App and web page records
━━━━━━━━━━━━━━━━━━━━
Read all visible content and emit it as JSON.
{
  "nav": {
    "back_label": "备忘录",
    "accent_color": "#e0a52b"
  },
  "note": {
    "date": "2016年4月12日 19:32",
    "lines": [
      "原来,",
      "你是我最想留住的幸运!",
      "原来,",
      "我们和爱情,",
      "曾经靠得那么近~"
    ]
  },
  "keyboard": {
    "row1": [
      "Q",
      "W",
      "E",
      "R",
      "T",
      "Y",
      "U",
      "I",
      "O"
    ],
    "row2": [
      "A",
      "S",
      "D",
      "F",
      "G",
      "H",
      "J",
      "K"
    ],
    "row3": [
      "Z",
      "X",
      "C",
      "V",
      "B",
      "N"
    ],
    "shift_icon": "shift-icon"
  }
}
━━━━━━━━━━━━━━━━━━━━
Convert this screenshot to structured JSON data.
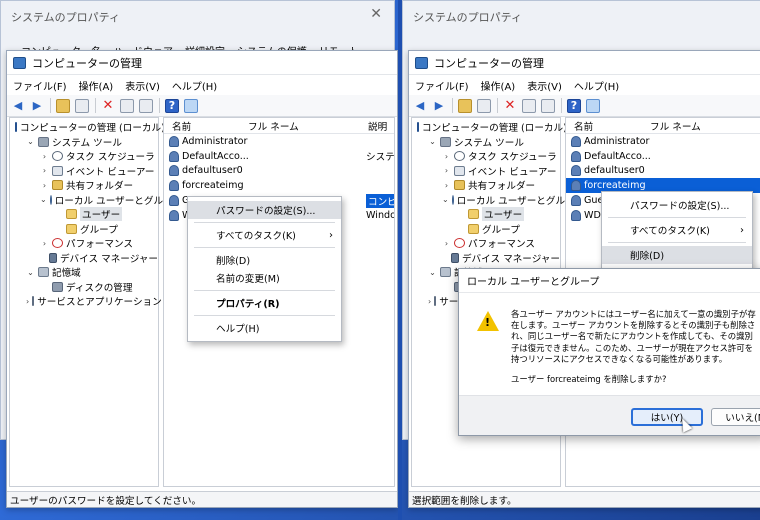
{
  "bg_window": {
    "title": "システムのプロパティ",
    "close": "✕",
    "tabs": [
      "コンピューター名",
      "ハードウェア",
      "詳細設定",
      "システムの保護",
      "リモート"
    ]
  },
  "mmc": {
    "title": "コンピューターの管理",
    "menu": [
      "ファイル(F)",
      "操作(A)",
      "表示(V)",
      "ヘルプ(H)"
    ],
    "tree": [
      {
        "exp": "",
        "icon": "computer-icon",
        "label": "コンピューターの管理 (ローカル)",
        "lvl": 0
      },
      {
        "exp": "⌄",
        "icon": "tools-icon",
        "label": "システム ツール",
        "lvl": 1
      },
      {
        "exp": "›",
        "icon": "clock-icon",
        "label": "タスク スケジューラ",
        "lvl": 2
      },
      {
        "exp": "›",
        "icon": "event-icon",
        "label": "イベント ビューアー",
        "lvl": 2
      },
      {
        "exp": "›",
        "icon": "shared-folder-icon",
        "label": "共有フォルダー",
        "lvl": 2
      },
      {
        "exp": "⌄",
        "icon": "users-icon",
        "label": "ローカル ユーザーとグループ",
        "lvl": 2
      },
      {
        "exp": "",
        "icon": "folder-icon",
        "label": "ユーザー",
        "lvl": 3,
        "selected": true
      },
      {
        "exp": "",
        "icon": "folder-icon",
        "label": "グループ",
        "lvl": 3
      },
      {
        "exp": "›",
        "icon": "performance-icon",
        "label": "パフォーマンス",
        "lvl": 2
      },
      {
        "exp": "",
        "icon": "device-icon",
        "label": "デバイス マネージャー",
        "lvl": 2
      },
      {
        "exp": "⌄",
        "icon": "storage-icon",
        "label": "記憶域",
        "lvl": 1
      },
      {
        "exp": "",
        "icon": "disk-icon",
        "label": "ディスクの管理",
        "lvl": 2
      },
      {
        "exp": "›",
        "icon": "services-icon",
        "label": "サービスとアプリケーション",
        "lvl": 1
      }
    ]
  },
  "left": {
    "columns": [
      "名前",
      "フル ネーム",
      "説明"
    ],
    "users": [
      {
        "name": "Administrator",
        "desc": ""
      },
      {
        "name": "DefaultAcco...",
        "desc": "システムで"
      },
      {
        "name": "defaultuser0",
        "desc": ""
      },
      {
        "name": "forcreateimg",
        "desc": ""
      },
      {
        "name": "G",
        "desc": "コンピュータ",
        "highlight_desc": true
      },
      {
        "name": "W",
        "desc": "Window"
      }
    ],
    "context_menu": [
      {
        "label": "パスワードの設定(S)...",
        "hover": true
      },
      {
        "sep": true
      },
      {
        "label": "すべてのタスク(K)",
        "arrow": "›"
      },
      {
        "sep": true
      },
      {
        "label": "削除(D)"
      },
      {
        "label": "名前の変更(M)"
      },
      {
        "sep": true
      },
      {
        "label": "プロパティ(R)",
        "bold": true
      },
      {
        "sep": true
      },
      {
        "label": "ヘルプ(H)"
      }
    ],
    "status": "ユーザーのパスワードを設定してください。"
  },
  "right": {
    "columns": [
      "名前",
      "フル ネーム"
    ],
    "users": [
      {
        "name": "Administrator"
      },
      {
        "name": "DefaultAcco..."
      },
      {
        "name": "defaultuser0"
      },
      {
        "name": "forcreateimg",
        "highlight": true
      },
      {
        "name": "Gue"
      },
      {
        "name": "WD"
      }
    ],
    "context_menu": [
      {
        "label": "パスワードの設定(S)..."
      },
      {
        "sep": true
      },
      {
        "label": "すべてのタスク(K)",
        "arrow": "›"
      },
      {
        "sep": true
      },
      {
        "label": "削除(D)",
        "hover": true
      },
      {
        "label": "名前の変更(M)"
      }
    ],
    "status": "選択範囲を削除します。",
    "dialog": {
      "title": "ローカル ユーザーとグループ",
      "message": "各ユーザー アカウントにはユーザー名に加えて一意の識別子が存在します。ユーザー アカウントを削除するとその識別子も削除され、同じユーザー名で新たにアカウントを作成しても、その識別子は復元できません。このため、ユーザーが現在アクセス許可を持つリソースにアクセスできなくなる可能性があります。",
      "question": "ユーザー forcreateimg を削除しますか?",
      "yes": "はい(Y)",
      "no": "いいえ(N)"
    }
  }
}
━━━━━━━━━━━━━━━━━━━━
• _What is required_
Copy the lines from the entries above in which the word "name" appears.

• _Your response_
        "name": "Administrator",
        "name": "DefaultAcco...",
        "name": "defaultuser0",
        "name": "forcreateimg",
        "name": "G",
        "name": "W",
        "name": "Administrator"
        "name": "DefaultAcco..."
        "name": "defaultuser0"
        "name": "forcreateimg",
        "name": "Gue"
        "name": "WD"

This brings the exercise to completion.